++++ Exercise materials ++++
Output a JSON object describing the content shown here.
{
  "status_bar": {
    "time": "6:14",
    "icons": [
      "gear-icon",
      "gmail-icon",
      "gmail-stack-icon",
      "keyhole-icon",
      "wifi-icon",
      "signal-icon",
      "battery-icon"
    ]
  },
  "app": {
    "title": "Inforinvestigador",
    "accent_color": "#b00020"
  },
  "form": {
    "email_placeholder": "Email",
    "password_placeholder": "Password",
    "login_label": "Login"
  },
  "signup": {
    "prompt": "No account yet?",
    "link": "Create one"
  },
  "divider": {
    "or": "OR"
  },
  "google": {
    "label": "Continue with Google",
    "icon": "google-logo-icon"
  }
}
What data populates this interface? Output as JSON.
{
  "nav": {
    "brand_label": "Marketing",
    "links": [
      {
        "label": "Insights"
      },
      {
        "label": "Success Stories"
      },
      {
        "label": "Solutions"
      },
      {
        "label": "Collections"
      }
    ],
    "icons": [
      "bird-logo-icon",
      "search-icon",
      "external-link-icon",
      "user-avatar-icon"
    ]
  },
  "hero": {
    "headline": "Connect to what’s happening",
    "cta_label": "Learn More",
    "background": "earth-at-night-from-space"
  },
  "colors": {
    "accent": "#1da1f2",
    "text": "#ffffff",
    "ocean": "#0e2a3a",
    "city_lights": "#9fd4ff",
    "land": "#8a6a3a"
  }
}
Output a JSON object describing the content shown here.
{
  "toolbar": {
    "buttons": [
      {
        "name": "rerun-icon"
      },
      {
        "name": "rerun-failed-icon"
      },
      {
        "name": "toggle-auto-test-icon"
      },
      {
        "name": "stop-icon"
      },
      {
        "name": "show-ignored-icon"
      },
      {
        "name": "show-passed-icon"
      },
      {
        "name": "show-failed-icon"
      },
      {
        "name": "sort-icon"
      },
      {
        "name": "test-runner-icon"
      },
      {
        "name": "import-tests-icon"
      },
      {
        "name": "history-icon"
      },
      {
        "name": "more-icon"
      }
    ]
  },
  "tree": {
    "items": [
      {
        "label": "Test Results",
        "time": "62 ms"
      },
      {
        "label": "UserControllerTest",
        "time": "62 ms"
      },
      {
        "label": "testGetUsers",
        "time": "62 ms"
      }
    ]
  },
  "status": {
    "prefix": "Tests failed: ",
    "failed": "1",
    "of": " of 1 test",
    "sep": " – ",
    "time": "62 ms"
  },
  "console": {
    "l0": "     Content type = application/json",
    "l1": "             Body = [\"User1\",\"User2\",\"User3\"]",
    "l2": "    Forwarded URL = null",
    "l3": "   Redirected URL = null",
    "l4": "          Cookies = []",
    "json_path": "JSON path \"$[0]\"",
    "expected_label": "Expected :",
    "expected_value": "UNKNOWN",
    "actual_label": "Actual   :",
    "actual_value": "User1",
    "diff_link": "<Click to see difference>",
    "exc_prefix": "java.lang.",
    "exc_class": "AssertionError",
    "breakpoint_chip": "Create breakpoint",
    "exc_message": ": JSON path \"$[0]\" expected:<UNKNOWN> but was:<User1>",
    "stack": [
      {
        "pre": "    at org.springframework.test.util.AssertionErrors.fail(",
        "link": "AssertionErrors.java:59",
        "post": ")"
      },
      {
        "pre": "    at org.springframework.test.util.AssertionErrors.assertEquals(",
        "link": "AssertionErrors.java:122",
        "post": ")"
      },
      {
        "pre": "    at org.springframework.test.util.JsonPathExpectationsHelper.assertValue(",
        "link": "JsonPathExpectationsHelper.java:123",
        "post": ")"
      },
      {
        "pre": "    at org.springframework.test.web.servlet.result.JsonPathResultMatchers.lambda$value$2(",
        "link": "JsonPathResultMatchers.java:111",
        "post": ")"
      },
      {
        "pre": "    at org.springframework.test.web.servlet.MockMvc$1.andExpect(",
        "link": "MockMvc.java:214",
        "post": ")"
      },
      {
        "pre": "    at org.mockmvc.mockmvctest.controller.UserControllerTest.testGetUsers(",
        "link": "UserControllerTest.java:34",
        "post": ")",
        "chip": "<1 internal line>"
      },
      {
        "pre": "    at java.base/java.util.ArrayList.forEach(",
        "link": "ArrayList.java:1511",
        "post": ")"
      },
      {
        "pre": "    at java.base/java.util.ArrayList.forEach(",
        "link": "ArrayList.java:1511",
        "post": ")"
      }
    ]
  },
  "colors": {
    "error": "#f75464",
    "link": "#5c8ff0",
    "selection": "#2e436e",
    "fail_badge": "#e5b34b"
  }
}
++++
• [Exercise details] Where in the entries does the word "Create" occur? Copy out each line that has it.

• [Result for this exercise]
    "link": "Create one"
    "breakpoint_chip": "Create breakpoint",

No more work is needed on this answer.